Step 1 - Assess the Damage

First, you will need to assess the amount of damage to decide the best course to take in successfully removing the scratches. To ascertain whether or not the scratch is too deep for you to repair yourself, try placing your fingernail into it. If this can be done, it will mean that the scratch is too deep and you will need obtain the help of a professional. 

Alternatively, if you can’t get your fingernail into the scratch, you will probably be able to tackle the job yourself. If the scratch covers a tiny area, such as that of an iPod screen or the face of a wristwatch, you can buff the scratch with a polishing pad by hand. The disadvantage of not using an electric buffer is that it takes much more energy to buff the scratch out and the results can be less impressive.

Step 2 - Get Buffing

Smear your polishing pad with the Jewelers’ Rouge. It is recommended that you use a lambs wool polishing pad, as it is incredibly gentle and provides an even pressure against the glass. If your Jeweler's Rouge comes in block form, you can apply it by holding it against the polishing pad while the buffer is running at a low speed. Any rough edges on the scratched glass can be flatted back using P1500 abrasive paper.

Put on your safety goggles and dust and buff the scratch using the electric buffer at medium speed. If you are not using an electric buffer, make circular movements with the polishing pad by hand against the direction of the scratch. Being gentle as you buff is important since the glass may be weakened by the scratch and a harsh amount of pressure could result in the glass shattering.

Step 3 - Cleaning the Buffed Area

Make sure you are wearing your gloves, goggles and a mask, as you will be handling a potentially dangerous chemical that you do not want to inhale or get on your hands. Be extremely careful not spill the solution anywhere. If it does get on your clothes, remove them imediately and wash your skin with water for 15 minutes.
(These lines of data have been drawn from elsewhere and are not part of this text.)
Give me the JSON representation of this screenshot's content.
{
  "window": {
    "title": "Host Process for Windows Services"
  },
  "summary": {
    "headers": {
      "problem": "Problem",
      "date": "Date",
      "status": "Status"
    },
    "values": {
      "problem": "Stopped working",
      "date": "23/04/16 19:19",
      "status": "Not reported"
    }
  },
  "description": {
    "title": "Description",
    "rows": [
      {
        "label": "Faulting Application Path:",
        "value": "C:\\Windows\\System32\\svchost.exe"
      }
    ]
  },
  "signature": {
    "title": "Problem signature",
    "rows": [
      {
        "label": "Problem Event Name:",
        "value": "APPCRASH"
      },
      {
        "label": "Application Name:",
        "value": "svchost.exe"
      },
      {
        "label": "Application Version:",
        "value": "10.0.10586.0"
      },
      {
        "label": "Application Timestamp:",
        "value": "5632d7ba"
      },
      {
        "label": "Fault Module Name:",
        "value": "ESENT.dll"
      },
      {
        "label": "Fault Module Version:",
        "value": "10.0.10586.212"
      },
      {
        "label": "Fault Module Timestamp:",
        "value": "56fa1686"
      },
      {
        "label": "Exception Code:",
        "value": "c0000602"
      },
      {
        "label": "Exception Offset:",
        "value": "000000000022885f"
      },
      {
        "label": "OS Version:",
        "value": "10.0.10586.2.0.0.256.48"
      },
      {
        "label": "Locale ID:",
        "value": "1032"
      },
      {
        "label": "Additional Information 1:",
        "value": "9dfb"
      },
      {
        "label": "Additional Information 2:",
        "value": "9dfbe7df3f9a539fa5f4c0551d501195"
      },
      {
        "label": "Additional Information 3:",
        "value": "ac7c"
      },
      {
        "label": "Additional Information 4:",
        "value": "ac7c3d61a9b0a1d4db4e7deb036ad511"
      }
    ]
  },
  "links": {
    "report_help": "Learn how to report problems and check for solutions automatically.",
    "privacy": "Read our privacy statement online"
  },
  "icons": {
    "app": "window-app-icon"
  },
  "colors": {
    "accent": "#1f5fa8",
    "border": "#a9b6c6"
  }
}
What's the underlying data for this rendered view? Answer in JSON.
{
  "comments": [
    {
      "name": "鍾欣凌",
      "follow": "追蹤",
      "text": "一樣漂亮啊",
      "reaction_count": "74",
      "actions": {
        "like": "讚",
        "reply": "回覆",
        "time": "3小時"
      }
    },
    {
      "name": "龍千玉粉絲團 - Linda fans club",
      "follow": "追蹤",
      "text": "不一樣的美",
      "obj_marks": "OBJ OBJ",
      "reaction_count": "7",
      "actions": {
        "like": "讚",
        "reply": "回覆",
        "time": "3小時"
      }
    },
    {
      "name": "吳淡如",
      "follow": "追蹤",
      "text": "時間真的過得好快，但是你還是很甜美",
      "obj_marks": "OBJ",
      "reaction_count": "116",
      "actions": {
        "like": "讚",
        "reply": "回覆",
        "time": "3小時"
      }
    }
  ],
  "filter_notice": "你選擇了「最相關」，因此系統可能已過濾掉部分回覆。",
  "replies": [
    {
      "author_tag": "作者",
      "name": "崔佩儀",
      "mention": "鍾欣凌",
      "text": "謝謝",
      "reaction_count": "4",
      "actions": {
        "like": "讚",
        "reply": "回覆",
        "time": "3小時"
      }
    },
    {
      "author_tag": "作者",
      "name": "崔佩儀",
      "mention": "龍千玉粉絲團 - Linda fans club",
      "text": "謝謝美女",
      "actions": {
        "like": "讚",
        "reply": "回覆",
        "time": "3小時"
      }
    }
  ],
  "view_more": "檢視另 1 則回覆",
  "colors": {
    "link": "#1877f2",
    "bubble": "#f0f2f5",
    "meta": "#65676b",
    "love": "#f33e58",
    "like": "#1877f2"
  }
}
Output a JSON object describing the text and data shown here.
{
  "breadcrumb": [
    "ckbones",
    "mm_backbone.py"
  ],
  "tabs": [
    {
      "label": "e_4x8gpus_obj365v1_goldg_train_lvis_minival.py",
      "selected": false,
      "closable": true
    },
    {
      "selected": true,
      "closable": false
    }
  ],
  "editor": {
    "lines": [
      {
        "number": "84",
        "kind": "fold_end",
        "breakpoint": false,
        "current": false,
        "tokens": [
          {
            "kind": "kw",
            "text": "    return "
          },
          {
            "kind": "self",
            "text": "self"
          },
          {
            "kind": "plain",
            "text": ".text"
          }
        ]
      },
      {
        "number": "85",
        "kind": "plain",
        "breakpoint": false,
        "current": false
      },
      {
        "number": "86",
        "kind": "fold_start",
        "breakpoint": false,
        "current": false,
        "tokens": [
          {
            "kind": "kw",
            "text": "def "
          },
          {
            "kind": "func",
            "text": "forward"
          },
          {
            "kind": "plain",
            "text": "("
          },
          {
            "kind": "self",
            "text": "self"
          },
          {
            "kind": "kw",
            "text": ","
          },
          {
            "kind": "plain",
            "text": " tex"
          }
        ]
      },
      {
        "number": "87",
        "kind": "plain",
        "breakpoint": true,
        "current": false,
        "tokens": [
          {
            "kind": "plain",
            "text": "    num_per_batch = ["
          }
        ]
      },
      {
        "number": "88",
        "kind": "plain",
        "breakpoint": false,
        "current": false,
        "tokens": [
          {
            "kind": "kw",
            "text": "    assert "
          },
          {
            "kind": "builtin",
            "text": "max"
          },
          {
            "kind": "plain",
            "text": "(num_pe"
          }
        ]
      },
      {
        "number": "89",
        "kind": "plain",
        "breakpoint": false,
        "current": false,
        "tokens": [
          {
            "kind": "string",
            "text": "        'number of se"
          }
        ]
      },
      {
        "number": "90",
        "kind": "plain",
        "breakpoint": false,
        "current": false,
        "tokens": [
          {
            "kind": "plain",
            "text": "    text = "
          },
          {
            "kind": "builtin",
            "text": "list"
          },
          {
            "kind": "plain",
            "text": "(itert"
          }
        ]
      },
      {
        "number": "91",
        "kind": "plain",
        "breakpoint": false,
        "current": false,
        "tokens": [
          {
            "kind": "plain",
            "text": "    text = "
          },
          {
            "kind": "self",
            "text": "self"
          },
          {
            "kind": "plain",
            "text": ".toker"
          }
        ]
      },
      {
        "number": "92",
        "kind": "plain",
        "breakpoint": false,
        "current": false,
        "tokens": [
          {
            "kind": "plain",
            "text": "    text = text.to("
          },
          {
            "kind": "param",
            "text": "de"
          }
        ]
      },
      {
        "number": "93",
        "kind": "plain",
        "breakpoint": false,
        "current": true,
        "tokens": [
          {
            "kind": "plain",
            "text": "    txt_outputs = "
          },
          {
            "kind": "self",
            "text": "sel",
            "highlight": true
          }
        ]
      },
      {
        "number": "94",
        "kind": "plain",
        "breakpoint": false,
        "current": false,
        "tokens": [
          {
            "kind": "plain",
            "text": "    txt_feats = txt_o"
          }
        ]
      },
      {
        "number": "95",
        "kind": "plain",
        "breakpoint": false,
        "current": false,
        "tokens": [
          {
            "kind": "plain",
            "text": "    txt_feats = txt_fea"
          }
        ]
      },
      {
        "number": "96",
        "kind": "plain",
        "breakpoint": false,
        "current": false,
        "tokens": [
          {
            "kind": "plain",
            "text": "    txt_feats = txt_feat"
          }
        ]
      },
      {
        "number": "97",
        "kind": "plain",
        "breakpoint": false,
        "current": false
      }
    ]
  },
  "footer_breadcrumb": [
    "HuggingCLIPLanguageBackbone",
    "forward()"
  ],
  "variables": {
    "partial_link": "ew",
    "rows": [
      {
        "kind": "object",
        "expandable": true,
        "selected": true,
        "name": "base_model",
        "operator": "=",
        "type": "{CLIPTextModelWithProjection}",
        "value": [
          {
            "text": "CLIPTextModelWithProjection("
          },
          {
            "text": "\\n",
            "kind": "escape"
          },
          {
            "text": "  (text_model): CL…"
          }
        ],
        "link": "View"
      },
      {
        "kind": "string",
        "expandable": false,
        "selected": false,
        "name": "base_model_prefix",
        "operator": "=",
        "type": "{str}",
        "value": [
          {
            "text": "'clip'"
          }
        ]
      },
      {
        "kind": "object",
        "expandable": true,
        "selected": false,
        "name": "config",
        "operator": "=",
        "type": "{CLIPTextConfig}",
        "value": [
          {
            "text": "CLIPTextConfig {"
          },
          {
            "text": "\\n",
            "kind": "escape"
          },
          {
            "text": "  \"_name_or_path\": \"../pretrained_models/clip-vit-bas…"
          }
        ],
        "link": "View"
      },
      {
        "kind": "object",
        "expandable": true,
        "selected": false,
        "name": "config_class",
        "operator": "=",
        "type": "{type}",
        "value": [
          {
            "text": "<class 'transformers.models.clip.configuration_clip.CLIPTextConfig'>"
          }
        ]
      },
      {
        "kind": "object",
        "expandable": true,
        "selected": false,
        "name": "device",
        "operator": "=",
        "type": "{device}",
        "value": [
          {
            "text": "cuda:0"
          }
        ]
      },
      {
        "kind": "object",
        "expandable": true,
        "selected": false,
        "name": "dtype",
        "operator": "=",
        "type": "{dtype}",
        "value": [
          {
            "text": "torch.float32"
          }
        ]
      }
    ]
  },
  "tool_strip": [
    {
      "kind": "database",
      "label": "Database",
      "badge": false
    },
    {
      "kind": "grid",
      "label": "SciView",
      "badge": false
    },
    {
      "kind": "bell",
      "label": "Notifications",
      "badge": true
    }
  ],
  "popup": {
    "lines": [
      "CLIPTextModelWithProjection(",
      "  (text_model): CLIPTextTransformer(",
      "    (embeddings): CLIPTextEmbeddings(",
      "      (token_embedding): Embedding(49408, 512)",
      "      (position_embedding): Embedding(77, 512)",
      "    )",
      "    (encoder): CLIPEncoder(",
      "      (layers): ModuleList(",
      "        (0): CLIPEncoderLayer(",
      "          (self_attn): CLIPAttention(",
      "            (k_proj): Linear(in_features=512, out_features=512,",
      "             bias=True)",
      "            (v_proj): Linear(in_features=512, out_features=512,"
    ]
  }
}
Mix ½ oz. ammonia with 2 cups of warm water and pour into your spray bottle. Spray the buffed area with the ammonia/water solution and wipe clean with a lint-free cloth and paper towel. If the scratch is still obvious, you should repeat the previous stages. If the scratch is still visible after several attempts, you may need to approach a professional for assistance in either rebuffing or replacing the glass.